> _Task prompt_
Write out the records again exactly and exclude the pictures.
◇ ◇ ◇ ◇ ◇
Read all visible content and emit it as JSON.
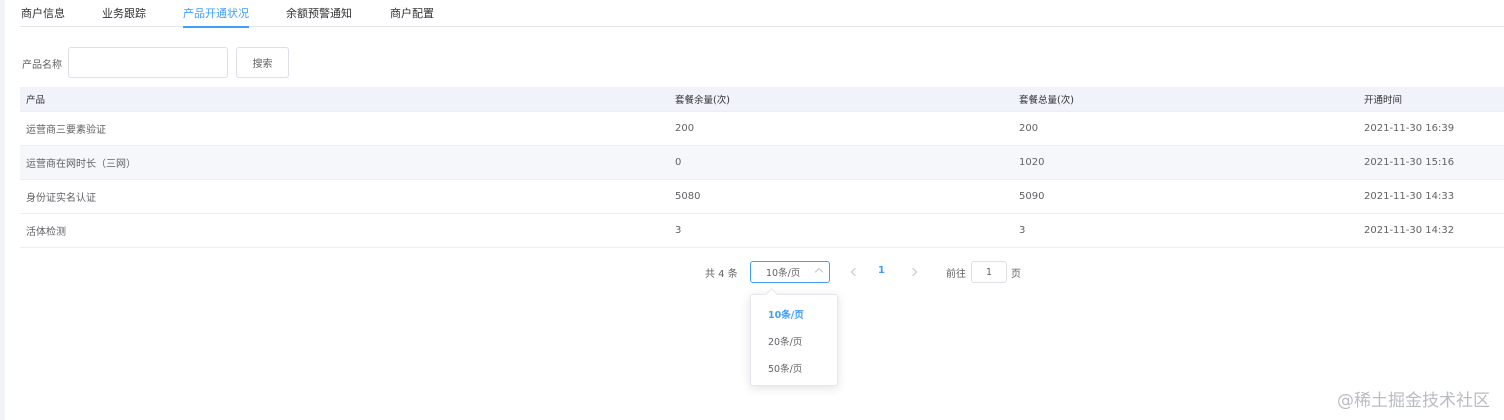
{
  "tabs": [
    {
      "label": "商户信息",
      "active": false
    },
    {
      "label": "业务跟踪",
      "active": false
    },
    {
      "label": "产品开通状况",
      "active": true
    },
    {
      "label": "余额预警通知",
      "active": false
    },
    {
      "label": "商户配置",
      "active": false
    }
  ],
  "search": {
    "label": "产品名称",
    "value": "",
    "button_label": "搜索"
  },
  "table": {
    "headers": [
      "产品",
      "套餐余量(次)",
      "套餐总量(次)",
      "开通时间"
    ],
    "rows": [
      [
        "运营商三要素验证",
        "200",
        "200",
        "2021-11-30 16:39"
      ],
      [
        "运营商在网时长（三网）",
        "0",
        "1020",
        "2021-11-30 15:16"
      ],
      [
        "身份证实名认证",
        "5080",
        "5090",
        "2021-11-30 14:33"
      ],
      [
        "活体检测",
        "3",
        "3",
        "2021-11-30 14:32"
      ]
    ]
  },
  "pagination": {
    "total_text": "共 4 条",
    "page_size": "10条/页",
    "current_page": "1",
    "goto_label": "前往",
    "goto_value": "1",
    "goto_suffix": "页",
    "size_options": [
      "10条/页",
      "20条/页",
      "50条/页"
    ]
  },
  "watermark": "@稀土掘金技术社区",
  "colors": {
    "accent": "#409eff",
    "header_bg": "#f0f3fa",
    "stripe_bg": "#f5f7fa",
    "border": "#ebeef5"
  },
  "icons": {
    "prev": "chevron-left-icon",
    "next": "chevron-right-icon",
    "select_arrow": "chevron-up-icon"
  }
}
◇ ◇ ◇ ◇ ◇
> _Result of the exercise_
Read all visible content and emit it as JSON.
{
  "tabs": [
    {
      "label": "商户信息",
      "active": false
    },
    {
      "label": "业务跟踪",
      "active": false
    },
    {
      "label": "产品开通状况",
      "active": true
    },
    {
      "label": "余额预警通知",
      "active": false
    },
    {
      "label": "商户配置",
      "active": false
    }
  ],
  "search": {
    "label": "产品名称",
    "value": "",
    "button_label": "搜索"
  },
  "table": {
    "headers": [
      "产品",
      "套餐余量(次)",
      "套餐总量(次)",
      "开通时间"
    ],
    "rows": [
      [
        "运营商三要素验证",
        "200",
        "200",
        "2021-11-30 16:39"
      ],
      [
        "运营商在网时长（三网）",
        "0",
        "1020",
        "2021-11-30 15:16"
      ],
      [
        "身份证实名认证",
        "5080",
        "5090",
        "2021-11-30 14:33"
      ],
      [
        "活体检测",
        "3",
        "3",
        "2021-11-30 14:32"
      ]
    ]
  },
  "pagination": {
    "total_text": "共 4 条",
    "page_size": "10条/页",
    "current_page": "1",
    "goto_label": "前往",
    "goto_value": "1",
    "goto_suffix": "页",
    "size_options": [
      "10条/页",
      "20条/页",
      "50条/页"
    ]
  },
  "watermark": "@稀土掘金技术社区",
  "colors": {
    "accent": "#409eff",
    "header_bg": "#f0f3fa",
    "stripe_bg": "#f5f7fa",
    "border": "#ebeef5"
  },
  "icons": {
    "prev": "chevron-left-icon",
    "next": "chevron-right-icon",
    "select_arrow": "chevron-up-icon"
  }
}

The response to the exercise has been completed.